My Fragile Self-Esteem
I haven’t yet attempted a definition of self-esteem, since the obvious assumption is we already know what it is. Simple. The whole thing makes me groan because defining things is one of the hardest things to get right. But it's always easier to attain if you at least give it a shot, with a quick disclaimer that it might not be airtight, wholly accurate, or satisfactory to all. The last point is obvious, because you couldn’t please everyone with mother’s milk, let alone definitions. But, crap, no one's going to do it for me...
Self-esteem is the subjective estimation of yourself, your personal sense of quality or lack thereof. For the extremes in the literature see I’m Shit by Sad N. Lonely and The Best A Man Can Get by Ray Zoar Blade. Both Lonely and Blade clearly take opposite paths. And as far as I'm concerned Blade just shaves the surface in his outlook while Lonely’s in a class by himself, meticulously accurate and exhaustive in his torment, which resonates with me as seen in each of my own torturous blog posts. But while I lean toward Lonely’s point of view, sharing his withdrawn/desiccated vibe, I’m still completely interested in Blade’s cutting style, actually to the point of adoration, yet suspecting it’s a boasting cover, giving us finally in the end two men with the same experience. Lonely as a wannabe, Blade a neverwas.
But, obviously, self-esteem is a thing you don’t have to read about or have expertise in to have real live-wire, exposed-nerve experiences with. For your life is exposed. You touch here, you’re shocked then swept up as a cinder. You touch there and you've bought the farm, depending if you’re at an auction sale or on your deathbed. For self-esteem is a combination of things, the good, the bad, the worse, the worse yet, the ultimate worse, then we're in negative territory. It can kill you, which potentially brings pain, suffering, shock, misery, heartbreak, despondency, torment and even braggadocio (cf. Lonely and Blade, et al. Reportedly, Sad N. Lonely howls at the moon even on nights when it's not out.)
My own problems with fragile self-esteem (and this is what you paid $100 to hear) were well known throughout my childhood.

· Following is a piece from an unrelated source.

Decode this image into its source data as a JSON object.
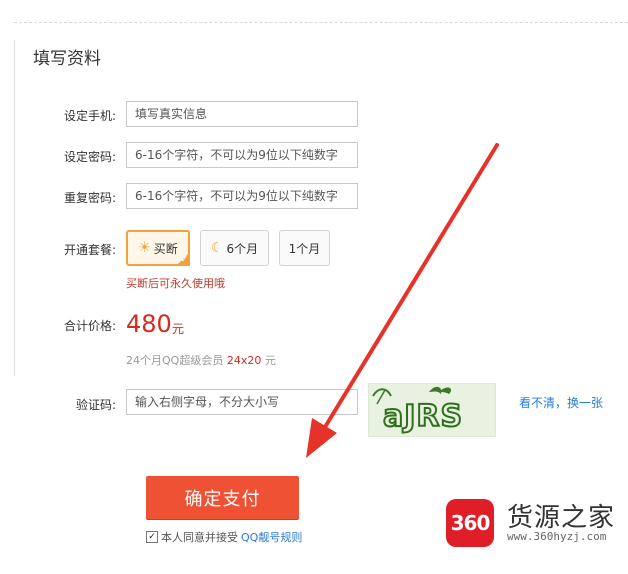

A quick review of my school pictures shows a child with his head down and eyes averted year after year. I was down, as we now know, but back then they blamed it on two things, being shy and very afraid someone in the immediately vicinity was going to steal my shoes. Well, shoes is now something I can take or leave. Yes, I was shy, and I was afraid. But I went through eight pairs of shoes in one week, so you tell me. Then factor in everything that every bashful, self-loathing person goes through; it all contributes to fragile self-esteem.
My illustration above, lifted without attribution from a scholarly periodical -- screw ‘em! -- shows the extremes of fragile self-esteem, one's beloved periodically seen as a wraith, a monster, terrible, and sickening, but then just as quickly can be seen as fairly not so bad and even kind of cute. How these things happen, we chalk it up to the strange extremes of self-esteem, alas, all wrapped up in one not-so-tidy fragile package.